Wrap-Up Game Time trials
Printable PDF of this session


Controlled Fartlek

You will need cones and a stopwatch. Talk to your team about pacing and have them come up with descriptions of different paces. For example, a sprint could be called "running for the bus." Include at least four speeds (walking, jogging, running, and sprinting).

To begin the warm-up, have your students start jogging. Yell out the different pace descriptions they came up with, calling out each one several times. Have runners maintain each pace until you call out the next one. Sprints can last for 10 to 20 seconds, running and jogging for up to 3 minutes, and walking for up to 1 minute. Spend most of the time having your students run and jog and allow adequate recovery time for sprints.

Building Arm and Leg Strength (5-10 minutes)

Have students form a circle around you, and lead them in arm and leg strength exercises.

See the Supplementary Topic on Muscular Strength and Endurance for appropriate activities.

Circle Dynamic Stretch (5-10 minutes)

Have students form a circle around you and lead them in dynamic stretches.

See the Supplementary Topic on Muscular Strength and Endurance for appropriate activities.


The Centipede

You will need cones and batons for this activity. Create teams of 5 to 12 runners with roughly equal abilities. Give each group a baton. Have kids run single file together in a line, pretending to be a centipede. The first kid should have the baton, which they will pass back while they run. When it gets to the end of the line, that runner will sprint to the front of the line and begin passing the baton back.
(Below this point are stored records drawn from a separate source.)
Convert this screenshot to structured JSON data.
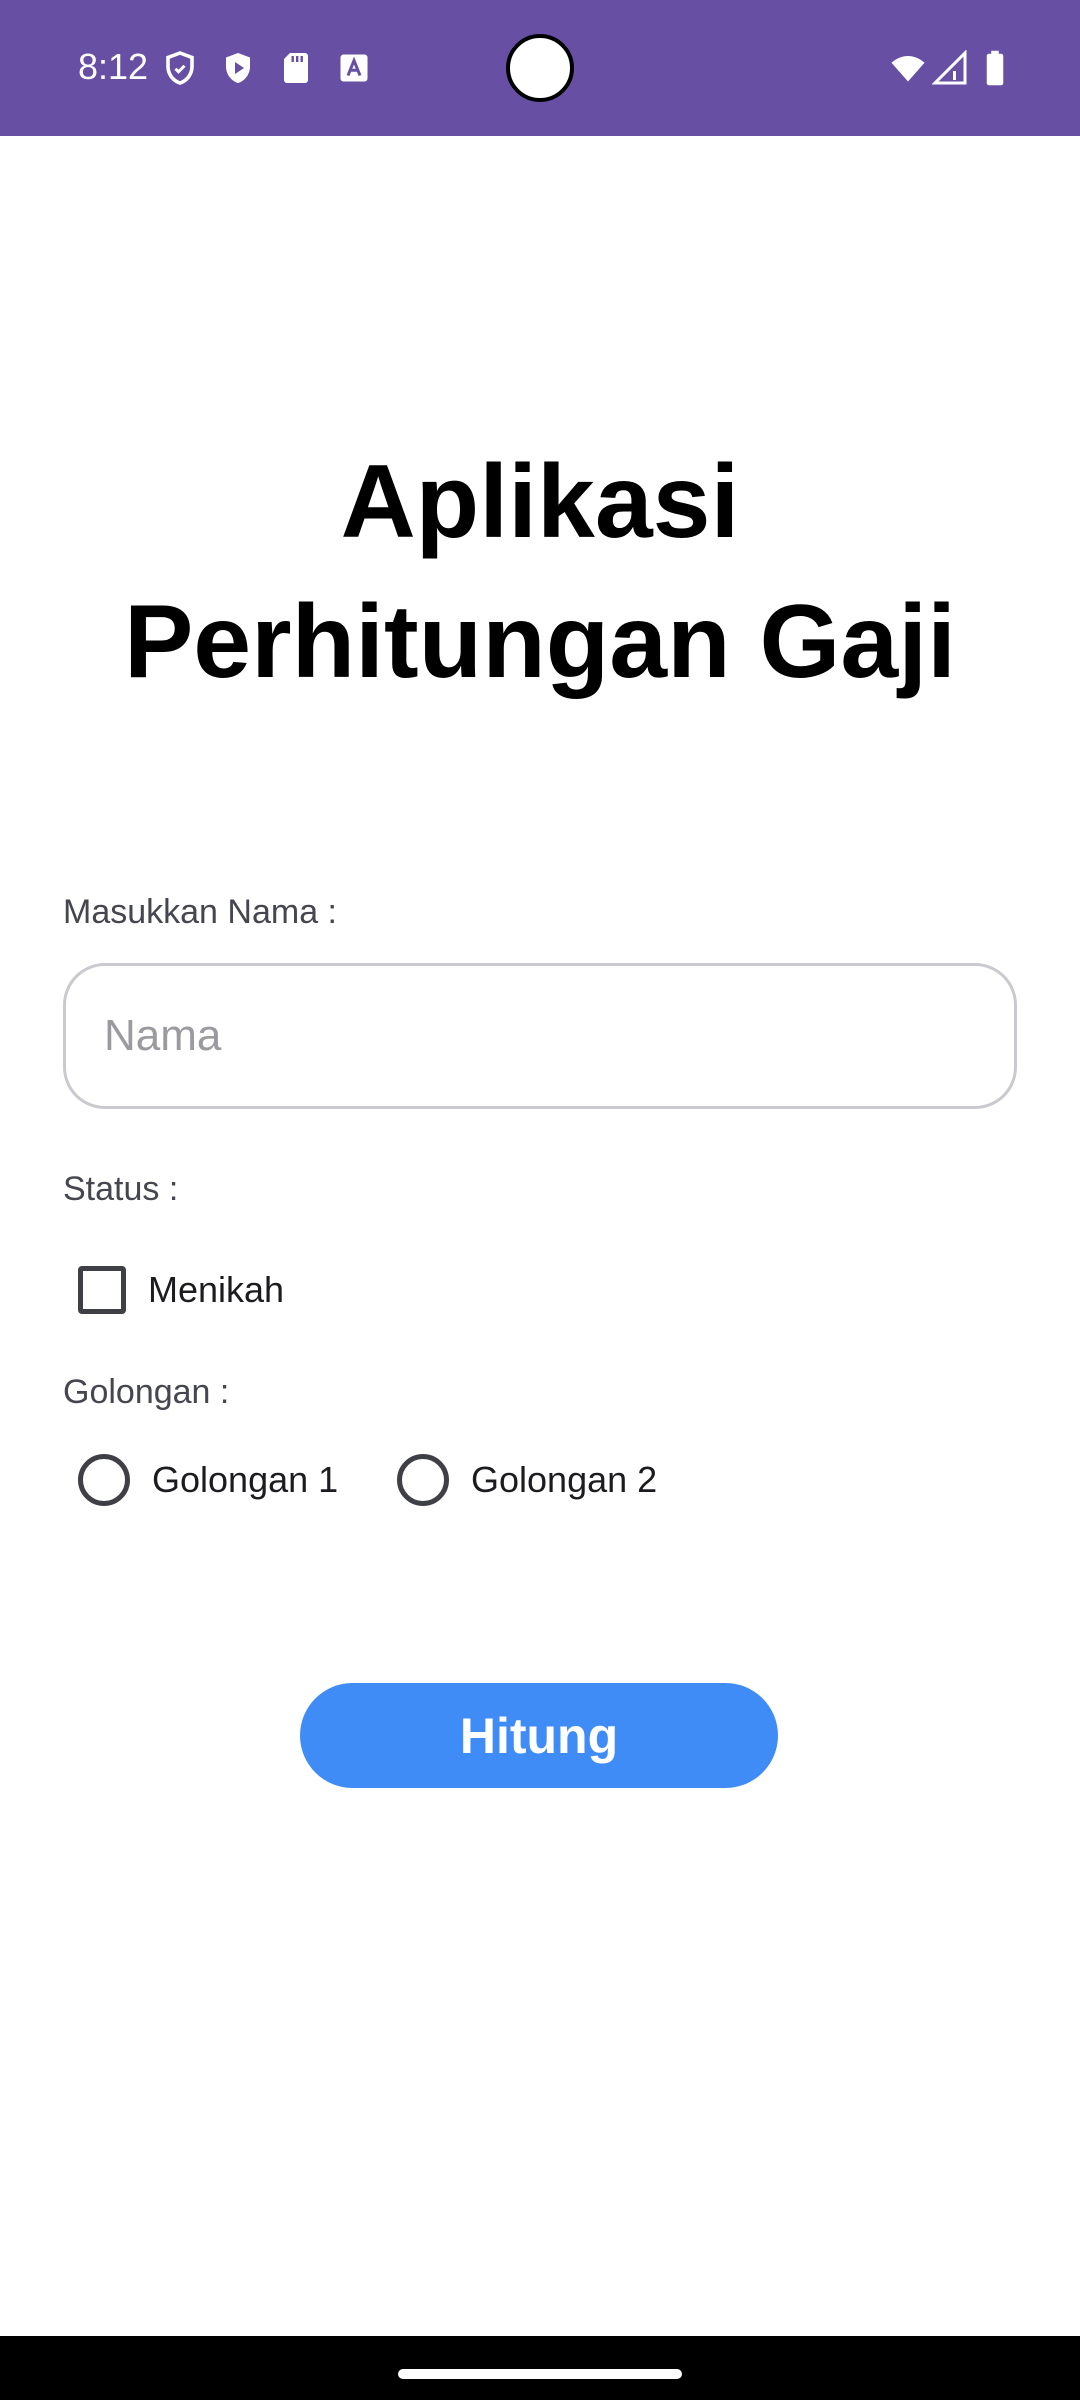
{
  "status_bar": {
    "time": "8:12",
    "icons_left": [
      "shield-outline-icon",
      "play-shield-icon",
      "sd-card-icon",
      "font-a-icon"
    ],
    "icons_right": [
      "wifi-icon",
      "signal-icon",
      "battery-icon"
    ],
    "background_color": "#6750A4"
  },
  "title": {
    "line1": "Aplikasi",
    "line2": "Perhitungan Gaji"
  },
  "form": {
    "nama_label": "Masukkan Nama :",
    "nama_placeholder": "Nama",
    "nama_value": "",
    "status_label": "Status :",
    "menikah_label": "Menikah",
    "menikah_checked": false,
    "golongan_label": "Golongan :",
    "golongan_options": [
      {
        "label": "Golongan 1",
        "selected": false
      },
      {
        "label": "Golongan 2",
        "selected": false
      }
    ]
  },
  "button": {
    "hitung_label": "Hitung",
    "color": "#3f8cf7"
  }
}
For a more playful version, pick a category like colors or animals and have each runner call out something that fits before they sprint to the front of the line. While the baton helps keep the group together, coaches can run with the group to help pace and maintain the line.


During an interval workout, athletes run fast intervals (70 to 80 % effort) for short distances, ranging from 50 to 400 meters, with full recovery periods (about 5 minutes) between them . A speed workout might consist of six 200-meter runs, with each interval followed by a five-minute recovery period.


Distance Run

Athletes go for a long easy run or a combination run/walk at a comfortable pace while keeping a relaxed form. For example, athletes can run for 15 minutes and then try to run the same distance in less time.


Uphill Challenge

Athletes hold their arms behind their back and charge full speed up a hill. Repeat this a 3 to 5 times Then they run up the hill normally using your best arm action as referred to in Session 1. Repeat this three to five times. The athletes should note the differences in comfort, power, speed in armless running versus normal running. For a more playful version of the activity, restrain the arm swing by carrying two small cups, each filled halfway with water. Or try balancing tennis balls on big spoons in each hand. The key is to keep running at full speed without walking.

Wrap-up Game

Time Trials

You will need cones, a stopwatch, and a whistle. This pacing exercise establishes a baseline for each runner's fitness level and pacing skills. Time each runner at a set distance. For novice runners, a half mile or mile is a good starting point. Use a measured course and keep the distance the same across trials. Remind runners to focus on running their own personal best. For advanced runners, call out split times to guide their pacing. You can ask runners to guess their times over a short distance.

Discuss results with each runner, helping them set a goal for the season. Emphasize pacing as a way to work toward that goal. Repeat time trials regularly to monitor progress throughout the season. Have runners record their times and keep them for reference throughout the season.

Cool Down

Light Jog (2-5 minutes)

Lead the group on a light jog.

Static Stretching (3-5 minutes)

Have students form a circle around you and lead them in static stretches.

Please see the Supplementary Session on Stretching for additional stretches.

Youth and Schools

New York Road Runners Mission